Directions: Check every line of the entries that follow, and copy the ones containing "Metadata".

Information supplied:
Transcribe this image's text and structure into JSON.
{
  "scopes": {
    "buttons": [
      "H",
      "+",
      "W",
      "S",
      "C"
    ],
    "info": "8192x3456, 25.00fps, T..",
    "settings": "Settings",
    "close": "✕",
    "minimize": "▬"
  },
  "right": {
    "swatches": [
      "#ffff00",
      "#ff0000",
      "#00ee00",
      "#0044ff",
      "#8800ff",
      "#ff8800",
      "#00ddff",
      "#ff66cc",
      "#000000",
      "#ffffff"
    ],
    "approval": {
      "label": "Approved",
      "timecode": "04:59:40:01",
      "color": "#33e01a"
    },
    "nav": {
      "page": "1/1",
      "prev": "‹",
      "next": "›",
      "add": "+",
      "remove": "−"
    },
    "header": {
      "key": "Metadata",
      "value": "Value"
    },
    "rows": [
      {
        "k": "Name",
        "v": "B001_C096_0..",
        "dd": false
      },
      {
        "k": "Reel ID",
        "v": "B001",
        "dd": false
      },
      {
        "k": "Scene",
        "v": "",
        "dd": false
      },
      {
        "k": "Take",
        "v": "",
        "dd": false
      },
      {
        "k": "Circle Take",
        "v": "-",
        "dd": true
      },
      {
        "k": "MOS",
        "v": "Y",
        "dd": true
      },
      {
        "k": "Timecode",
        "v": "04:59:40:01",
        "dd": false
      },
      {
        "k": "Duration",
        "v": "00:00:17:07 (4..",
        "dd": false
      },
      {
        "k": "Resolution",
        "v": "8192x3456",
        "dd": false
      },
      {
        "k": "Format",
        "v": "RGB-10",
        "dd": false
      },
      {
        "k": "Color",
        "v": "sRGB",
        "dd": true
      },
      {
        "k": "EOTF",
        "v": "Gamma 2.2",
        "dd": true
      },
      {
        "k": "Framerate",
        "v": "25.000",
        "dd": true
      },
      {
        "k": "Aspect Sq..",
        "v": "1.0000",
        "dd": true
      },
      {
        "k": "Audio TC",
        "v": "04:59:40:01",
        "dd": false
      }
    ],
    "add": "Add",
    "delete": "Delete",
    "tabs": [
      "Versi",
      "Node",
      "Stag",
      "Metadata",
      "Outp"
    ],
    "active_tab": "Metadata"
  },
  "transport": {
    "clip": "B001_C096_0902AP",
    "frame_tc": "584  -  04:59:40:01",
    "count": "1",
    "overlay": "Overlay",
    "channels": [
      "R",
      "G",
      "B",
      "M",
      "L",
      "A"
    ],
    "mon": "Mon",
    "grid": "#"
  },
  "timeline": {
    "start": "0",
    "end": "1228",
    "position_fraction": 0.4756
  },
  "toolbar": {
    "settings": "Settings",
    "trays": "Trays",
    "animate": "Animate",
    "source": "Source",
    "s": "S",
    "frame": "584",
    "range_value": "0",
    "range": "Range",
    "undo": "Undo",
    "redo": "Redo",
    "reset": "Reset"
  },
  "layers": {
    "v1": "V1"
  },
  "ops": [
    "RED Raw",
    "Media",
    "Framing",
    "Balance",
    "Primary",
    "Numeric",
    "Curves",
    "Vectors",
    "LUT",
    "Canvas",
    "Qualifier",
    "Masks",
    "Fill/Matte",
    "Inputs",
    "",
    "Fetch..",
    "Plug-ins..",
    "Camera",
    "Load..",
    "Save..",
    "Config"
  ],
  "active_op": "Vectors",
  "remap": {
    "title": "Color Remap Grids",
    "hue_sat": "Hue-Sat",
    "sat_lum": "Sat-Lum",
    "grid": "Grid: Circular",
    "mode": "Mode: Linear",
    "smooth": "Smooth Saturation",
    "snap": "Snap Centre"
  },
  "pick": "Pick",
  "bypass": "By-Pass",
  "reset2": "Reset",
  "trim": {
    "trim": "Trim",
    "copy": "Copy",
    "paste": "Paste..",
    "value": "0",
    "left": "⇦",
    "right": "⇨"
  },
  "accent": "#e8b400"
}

Task output:
      "key": "Metadata",
      "Metadata",
    "active_tab": "Metadata"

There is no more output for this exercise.